One example of a vindication of this meticulous attention to detail is with the Isaiah scroll found in the Dead Sea scrolls.

The earliest copies of the Hebrew Old Testament before the Dead Sea Scrolls were the Masoretic texts which were copied between the years 600-1000AD. So the Isaiah scroll, one of the best preserved scrolls, would be a way to prove or disprove if their scriptures had been faithfully copied by the scribes during the previous 800 years. As it turned out they did a flawless job and the Hebrew scribes were vindicated.[22][23]

So when deciding which texts are more accurate as it relates to their accounts of ancient events it is far more logical to assume that the group with a tradition of accurate preservation and transmission of their texts should be given more weight than a culture like the Sumerians who seemed to have little interest in the accurate transmission of the details of their stories.

To sum up, almost everything that Ancient Aliens says about the Annunaki is untrue, which is not surprising considering they copy and pasted almost everything in this section from the books of Zecharia Sitchin.

For more information about Sitchin’s errors in his translations of the Sumerians and Arkaddian texts, I will direct you to the excellent website of doctor Michael Heiser ‘Sitchiniswrong.com’.


[1] A. Kienast, “Igigu und Anunnaku: Nach Den Akkadischen Quellen” (Igigu and Anunnaki According to the Akkadian Sources)

[2] W. von Soden, “Babylonische Göttergruppen: Igigu und Anunnaku, Zum Bedeutungswandel theologischer Begriffe” (Babylonian God-Groups: Igigu and Anunnaku: Changes in the Meanings of Theological Terms)

[3] Die Anunna in der Sumerischen Überlieferung The Anunna in the Sumerian Tradition A. Falkenstein, Heidelberg Literal Translation (with some adjustment for clarity) by Kalene E. Barry

[4] Ibid.

[6] “Shamash.” Windows to the Universe, n.d. http://www.windows2universe.org/mythology/shamash_sun.html

[7] In the Babylonian epic Gilgamesh.
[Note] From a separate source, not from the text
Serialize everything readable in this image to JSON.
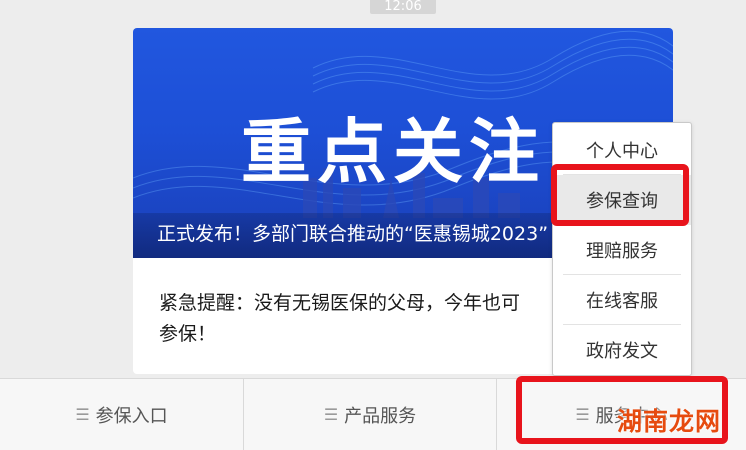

When Gilgamesh and Enkidu travel to slay Humbaba, each morning they pray and make libation to shamash in the direction of the rising sun for safe travels.

[8] The Nelson-Atkins Museum of Art, Kansas City, Missouri, Winged Genie Fertilizing a Date Tree, 884-860 B.C.E.
Assyrian,
http://nelson-atkins.org/collections/iscroll-objectview.cfm?id=24456

[10] Ada Cohen, Steven E. Kangas. “Assyrian Reliefs from the Palace of Ashurnasirpal II A Cultural Biography.” In Assyrian Reliefs from the Palace of Ashurnasirpal II A Cultural Biography, 2010.

[11]   Please note before doing this search for gold: that in this search for the word gold you will sometimes see a reference to “Nibru” this is not the same thing as the infamous “Nibiru.” When they bring gold to “Nibru” they are actually taking it to a real Sumerian city:  http://en.wikipedia.org/wiki/Nippur Now here is how to do the “gold” search: http://etcsl.orinst.ox.ac.uk/cgi-bin/etcsl.cgi?simplesearchword=gold&simplesearch=translation&searchword=&charenc=gcirc&lists=

[12] Ibid.

[13] The Epic of Atrahasis, Line 25,26,30: http://www.livius.org/as-at/atrahasis/atrahasis.html

[16] Genesis 6:1–14  The Holy Bible: King James Version. 2009 (Electronic Edition of the 1900 Authorized Version.) (Ge 6). Bellingham, WA: Logos Research Systems, Inc.

[17] “Flood Legends From Around The World.” Flood Legends From Around The World, n.d. http://www.nwcreation.net/noahlegends.html/.

[18] S.W. Hong, S.S. Na, B.S. Hyun, S.Y. Hong, D.S. Gon April 1, 1994 “Safety Investigation of Noah’s Ark in a Seaway” http://www.answersingenesis.org/articles/tj/v8/n1/noah and Jonathan Sarfati. “Noah’s Flood and the Gilgamesh Epic.” Creation Magazine, March 29, 2004. http://creation.com/noahs-flood-and-the-gilgamesh-epic.

[19] Ian Lawton. “Guide to the Sumerian Texts.” Guide to the Sumerian Texts, 2000. http://www.ianlawton.com/mes4.htm.

[20] Aish HaTorah’s Discovery Seminar. “Accuracy of Torah Text.” Accuracy of Torah Text, n.d. http://www.aish.com/h/sh/tat/48969731.html.

[22] Evans, Craig. “Guide to the Dead Sea Scrolls.” 2010.

[23] Jeff A. Benner. “Isaiah Scroll and the Masoretic Text.” Ancient Hebrew Research Center, n.d. http://www.ancient-hebrew.org/31_masorite.html.